He was bigger than he looked from inside the car. No way I'd fit him in the front passenger foot well, or on the seat next to me for that matter.
I reached into the car and nudged the little chrome tab in the little chrome frame that operated the passenger power seat to move the seat forward as far as it would go. I folded the seatback toward the glove box.
The dog stood there, waiting.
I realized I'd never put a dog in a back seat before. I'd put plenty of people in back seats. Lined them up next to the door and put one hand on top of their head and pushed down at the same time I used my other hand to stuff them through the car door. Sometimes they cooperated and sometimes they didn't, but they always went in. That's a downward procedure though. It wouldn't work here. This needed to be a kind of lateral process.
I straddled his body and reached down with both hands under his bony ribcage and lifted and sort of walked his front end into the rear foot well. So far, so good. I wasn't sure how badly his right leg was injured. I didn't know if he'd let me touch it. I thought about lifting him by his tail. He'd been pretty cooperative so far, but I seemed to remember some dogs hate having their tails grabbed. There was a patch of raw skin, an oozing scrape the size of my palm, on his right hip. Thin and not-so-thin white scars crisscrossed the short hair on the rest of the dog's hindquarters and shoulders. There were fresher scars too.
In the end, I used a combination technique. I grabbed his rear left leg with one hand and his tail with the other and hoisted him in the rest of the way.

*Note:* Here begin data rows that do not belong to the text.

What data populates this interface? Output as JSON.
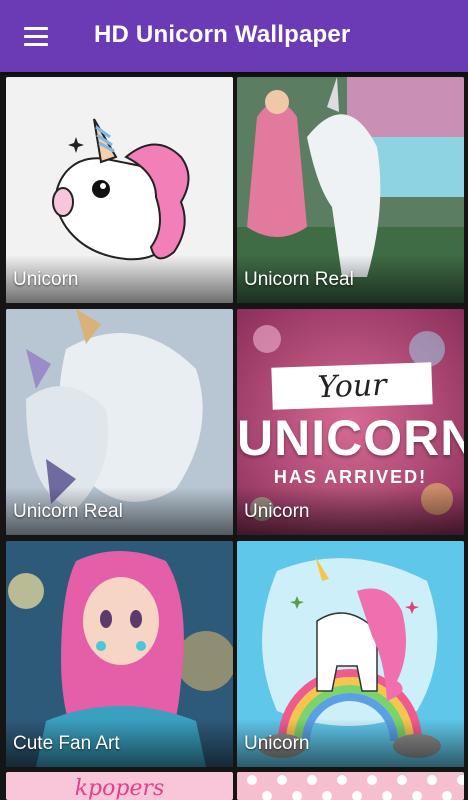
{
  "appbar": {
    "title": "HD Unicorn Wallpaper",
    "menu_icon": "hamburger-menu-icon",
    "color": "#6a3bb5"
  },
  "tiles": [
    {
      "label": "Unicorn"
    },
    {
      "label": "Unicorn Real"
    },
    {
      "label": "Unicorn Real"
    },
    {
      "label": "Unicorn",
      "art_text": {
        "line1": "Your",
        "line2": "UNICORN",
        "line3": "HAS ARRIVED!"
      }
    },
    {
      "label": "Cute Fan Art"
    },
    {
      "label": "Unicorn"
    },
    {
      "label": "",
      "art_text": "kpopers"
    },
    {
      "label": ""
    }
  ]
}
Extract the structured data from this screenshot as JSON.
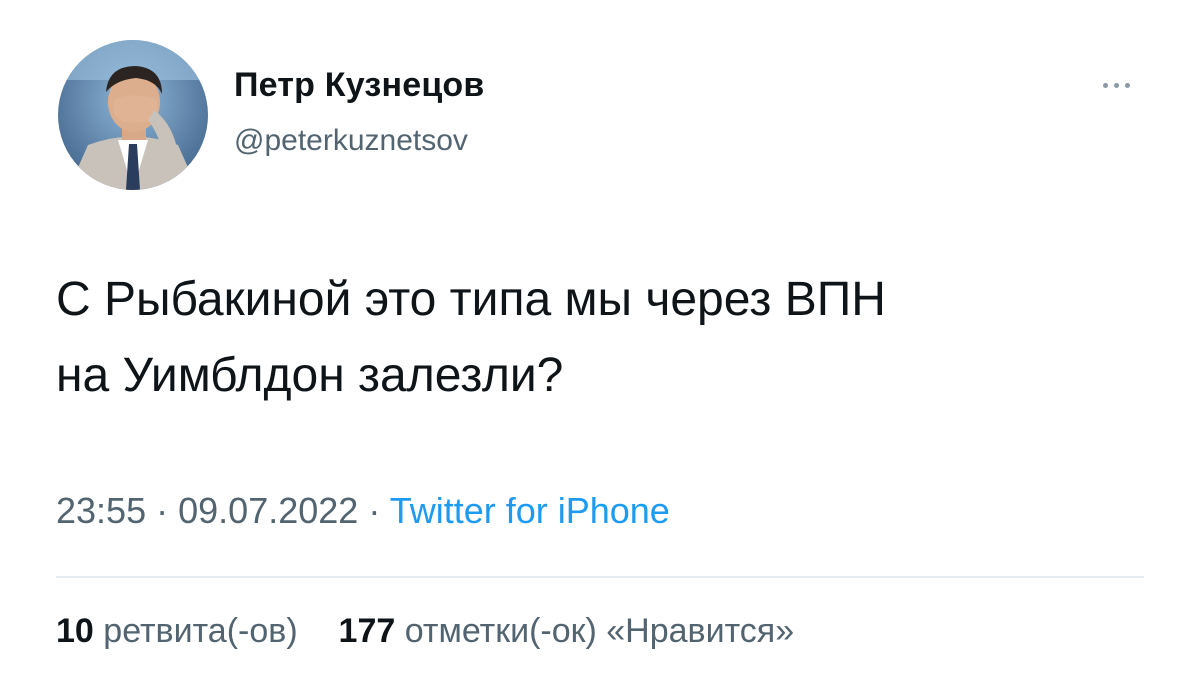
{
  "author": {
    "name": "Петр Кузнецов",
    "handle": "@peterkuznetsov"
  },
  "tweet": {
    "lines": [
      "С Рыбакиной это типа мы через ВПН",
      "на Уимблдон залезли?"
    ]
  },
  "meta": {
    "time": "23:55",
    "separator": "·",
    "date": "09.07.2022",
    "source": "Twitter for iPhone"
  },
  "stats": {
    "retweets_count": "10",
    "retweets_label": "ретвита(-ов)",
    "likes_count": "177",
    "likes_label": "отметки(-ок) «Нравится»"
  },
  "icons": {
    "more": "more-horizontal-icon"
  },
  "colors": {
    "text": "#0f1419",
    "secondary": "#536471",
    "link": "#1d9bf0",
    "divider": "#e6ecf0"
  }
}
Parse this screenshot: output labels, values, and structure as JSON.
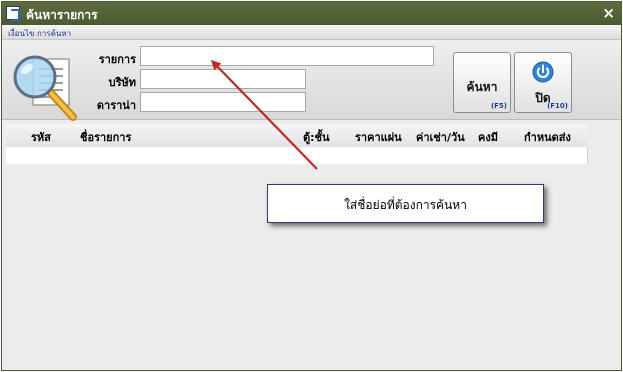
{
  "window": {
    "title": "ค้นหารายการ",
    "close_glyph": "×"
  },
  "subbar": {
    "text": "เงื่อนไข การค้นหา"
  },
  "form": {
    "item_label": "รายการ",
    "item_value": "",
    "company_label": "บริษัท",
    "company_value": "",
    "star_label": "ดาราน่า",
    "star_value": ""
  },
  "buttons": {
    "search_label": "ค้นหา",
    "search_key": "(F5)",
    "close_label": "ปิด",
    "close_key": "(F10)"
  },
  "grid": {
    "columns": [
      "รหัส",
      "ชื่อรายการ",
      "ตู้:ชั้น",
      "ราคาแผ่น",
      "ค่าเช่า/วัน",
      "คงมี",
      "กำหนดส่ง"
    ]
  },
  "tooltip": {
    "text": "ใส่ชื่อย่อที่ต้องการค้นหา"
  },
  "colors": {
    "titlebar": "#55663a",
    "arrow": "#c0282d",
    "accent_blue": "#1d3c8f"
  },
  "icons": [
    "window-app-icon",
    "close-icon",
    "magnifier-document-icon",
    "power-icon"
  ]
}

It didn't go as smoothly as all that. As I pushed his rear into the car, he lifted his front legs one at a time and sort of army-crawled onto the seat while I guided his haunches into the car. There were some awkward grunts on both our parts and he let out one sharp whimper when he pulled his injured leg up onto the seat. I got him settled and pull the seatback down and closed the door.
I crunched back around the rear of the car to the driver's side and climbed in. Closed the door. Now that he was in the car, the dog was shivering violently. His teeth actually chattered. I didn't know dogs did that. My own face was stiff from the cold and I had no feeling in my fingers. I fumbled the heat up a notch and the fan up two notches. Pushed down on the lever that diverted the air to blow on my feet, figuring a lot of that warm air would go under the front seats and up to where the dog stretched out along the entire length of the rear bench.
I pulled the chrome column-mounted shift lever out of "P", eased the car back onto the road, and was on my way again.
I didn't know what to do about the dog beyond some vague kind of idea about stopping in the next town. How long did a veterinary office stay open? Unclear. If they were anything like a regular doctor's office, they'd probably be closed. Maybe there would be an after-hours emergency number to call.
"Where do you live?" I asked over my shoulder.
The dog said nothing.